## ACTION ITEM:
Show each line from the records below in which the word "können" occurs.

## THE DATA:
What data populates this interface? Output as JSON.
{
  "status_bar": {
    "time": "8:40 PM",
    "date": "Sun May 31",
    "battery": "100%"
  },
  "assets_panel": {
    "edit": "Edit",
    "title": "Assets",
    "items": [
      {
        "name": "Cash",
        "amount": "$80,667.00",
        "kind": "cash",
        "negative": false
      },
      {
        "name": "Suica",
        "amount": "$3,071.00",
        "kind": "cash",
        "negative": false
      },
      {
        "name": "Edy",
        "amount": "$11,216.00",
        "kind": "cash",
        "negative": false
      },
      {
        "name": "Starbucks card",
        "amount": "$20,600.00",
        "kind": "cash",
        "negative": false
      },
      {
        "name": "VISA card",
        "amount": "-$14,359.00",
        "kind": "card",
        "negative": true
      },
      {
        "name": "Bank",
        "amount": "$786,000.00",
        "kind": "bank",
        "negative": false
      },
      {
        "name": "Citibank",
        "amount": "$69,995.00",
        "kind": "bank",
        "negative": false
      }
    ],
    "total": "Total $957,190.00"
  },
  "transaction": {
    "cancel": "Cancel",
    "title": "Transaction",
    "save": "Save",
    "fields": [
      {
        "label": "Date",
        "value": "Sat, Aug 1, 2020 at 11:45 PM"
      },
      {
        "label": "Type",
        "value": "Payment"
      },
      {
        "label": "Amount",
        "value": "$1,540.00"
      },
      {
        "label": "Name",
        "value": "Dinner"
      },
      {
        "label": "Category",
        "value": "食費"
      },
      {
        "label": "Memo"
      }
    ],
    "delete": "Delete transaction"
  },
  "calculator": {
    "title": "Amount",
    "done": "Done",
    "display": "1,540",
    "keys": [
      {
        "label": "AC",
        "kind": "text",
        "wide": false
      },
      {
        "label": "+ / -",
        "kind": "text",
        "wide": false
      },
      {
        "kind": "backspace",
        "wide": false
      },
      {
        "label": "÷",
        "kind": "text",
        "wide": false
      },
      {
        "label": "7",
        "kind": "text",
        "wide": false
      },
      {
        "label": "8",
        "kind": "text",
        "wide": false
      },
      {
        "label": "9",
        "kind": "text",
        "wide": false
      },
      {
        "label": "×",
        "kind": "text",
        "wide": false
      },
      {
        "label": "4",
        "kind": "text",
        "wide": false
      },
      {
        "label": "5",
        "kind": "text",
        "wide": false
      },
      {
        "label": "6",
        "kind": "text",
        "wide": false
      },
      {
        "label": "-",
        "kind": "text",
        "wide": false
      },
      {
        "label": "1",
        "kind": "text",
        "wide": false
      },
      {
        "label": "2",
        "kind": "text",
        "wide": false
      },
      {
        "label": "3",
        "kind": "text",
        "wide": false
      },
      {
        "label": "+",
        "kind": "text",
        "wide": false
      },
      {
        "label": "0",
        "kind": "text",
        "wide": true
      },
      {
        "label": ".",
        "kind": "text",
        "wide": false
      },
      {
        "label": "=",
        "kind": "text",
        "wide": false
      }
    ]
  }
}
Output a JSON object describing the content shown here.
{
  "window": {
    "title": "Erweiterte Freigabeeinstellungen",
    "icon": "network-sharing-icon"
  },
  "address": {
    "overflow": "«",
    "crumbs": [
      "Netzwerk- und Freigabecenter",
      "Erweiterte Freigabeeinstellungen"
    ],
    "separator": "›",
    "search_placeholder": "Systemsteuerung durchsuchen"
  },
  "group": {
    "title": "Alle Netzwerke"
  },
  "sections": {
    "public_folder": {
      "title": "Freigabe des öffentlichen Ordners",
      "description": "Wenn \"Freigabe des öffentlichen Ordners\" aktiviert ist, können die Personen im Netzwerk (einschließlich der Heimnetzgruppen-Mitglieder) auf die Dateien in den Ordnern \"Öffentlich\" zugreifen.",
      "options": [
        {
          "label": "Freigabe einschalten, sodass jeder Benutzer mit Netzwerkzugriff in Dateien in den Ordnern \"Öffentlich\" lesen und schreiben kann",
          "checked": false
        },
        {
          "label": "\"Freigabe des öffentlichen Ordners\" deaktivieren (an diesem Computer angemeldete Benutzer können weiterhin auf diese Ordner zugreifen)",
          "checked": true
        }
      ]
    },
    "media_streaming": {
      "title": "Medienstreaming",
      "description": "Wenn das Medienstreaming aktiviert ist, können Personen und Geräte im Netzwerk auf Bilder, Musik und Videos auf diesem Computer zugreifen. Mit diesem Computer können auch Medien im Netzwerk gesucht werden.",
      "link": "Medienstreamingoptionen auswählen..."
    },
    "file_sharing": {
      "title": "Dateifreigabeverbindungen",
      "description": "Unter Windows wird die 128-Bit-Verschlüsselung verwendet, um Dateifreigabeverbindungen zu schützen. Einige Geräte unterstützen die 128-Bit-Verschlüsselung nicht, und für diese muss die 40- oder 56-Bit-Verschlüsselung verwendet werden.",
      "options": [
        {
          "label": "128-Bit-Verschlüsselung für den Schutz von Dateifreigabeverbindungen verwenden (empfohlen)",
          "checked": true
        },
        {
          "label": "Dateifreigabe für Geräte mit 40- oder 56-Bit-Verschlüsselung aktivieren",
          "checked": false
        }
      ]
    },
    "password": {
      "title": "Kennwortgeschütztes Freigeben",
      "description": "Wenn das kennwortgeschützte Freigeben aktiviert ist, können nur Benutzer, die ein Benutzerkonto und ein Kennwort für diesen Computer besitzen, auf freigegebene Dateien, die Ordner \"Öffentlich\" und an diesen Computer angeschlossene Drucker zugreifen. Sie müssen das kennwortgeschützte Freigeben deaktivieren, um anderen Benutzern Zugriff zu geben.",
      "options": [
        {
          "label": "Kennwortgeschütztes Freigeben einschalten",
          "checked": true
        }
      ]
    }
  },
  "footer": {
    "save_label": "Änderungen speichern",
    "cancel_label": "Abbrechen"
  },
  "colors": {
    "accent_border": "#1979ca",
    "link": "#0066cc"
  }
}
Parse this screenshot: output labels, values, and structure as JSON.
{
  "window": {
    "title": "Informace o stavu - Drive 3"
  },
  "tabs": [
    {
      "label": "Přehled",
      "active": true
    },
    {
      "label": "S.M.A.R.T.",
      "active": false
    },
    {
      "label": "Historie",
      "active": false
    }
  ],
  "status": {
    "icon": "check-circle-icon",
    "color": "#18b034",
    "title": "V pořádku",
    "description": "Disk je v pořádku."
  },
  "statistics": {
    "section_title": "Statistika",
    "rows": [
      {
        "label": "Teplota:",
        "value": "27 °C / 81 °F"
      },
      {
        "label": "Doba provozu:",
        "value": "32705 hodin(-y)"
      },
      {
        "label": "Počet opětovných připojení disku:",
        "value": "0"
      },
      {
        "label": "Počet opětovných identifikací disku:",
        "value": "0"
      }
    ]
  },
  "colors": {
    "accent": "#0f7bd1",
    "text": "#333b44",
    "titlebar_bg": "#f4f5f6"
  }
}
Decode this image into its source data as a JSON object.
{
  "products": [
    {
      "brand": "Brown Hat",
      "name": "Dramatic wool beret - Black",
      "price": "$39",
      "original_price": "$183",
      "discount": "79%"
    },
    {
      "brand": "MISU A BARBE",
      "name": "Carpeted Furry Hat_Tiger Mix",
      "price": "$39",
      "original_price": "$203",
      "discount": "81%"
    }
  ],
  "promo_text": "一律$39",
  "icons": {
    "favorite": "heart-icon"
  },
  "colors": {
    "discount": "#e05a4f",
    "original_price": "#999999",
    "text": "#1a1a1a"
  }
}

## SOLUTION:
      "description": "Wenn \"Freigabe des öffentlichen Ordners\" aktiviert ist, können die Personen im Netzwerk (einschließlich der Heimnetzgruppen-Mitglieder) auf die Dateien in den Ordnern \"Öffentlich\" zugreifen.",
          "label": "\"Freigabe des öffentlichen Ordners\" deaktivieren (an diesem Computer angemeldete Benutzer können weiterhin auf diese Ordner zugreifen)",
      "description": "Wenn das Medienstreaming aktiviert ist, können Personen und Geräte im Netzwerk auf Bilder, Musik und Videos auf diesem Computer zugreifen. Mit diesem Computer können auch Medien im Netzwerk gesucht werden.",
      "description": "Wenn das kennwortgeschützte Freigeben aktiviert ist, können nur Benutzer, die ein Benutzerkonto und ein Kennwort für diesen Computer besitzen, auf freigegebene Dateien, die Ordner \"Öffentlich\" und an diesen Computer angeschlossene Drucker zugreifen. Sie müssen das kennwortgeschützte Freigeben deaktivieren, um anderen Benutzern Zugriff zu geben.",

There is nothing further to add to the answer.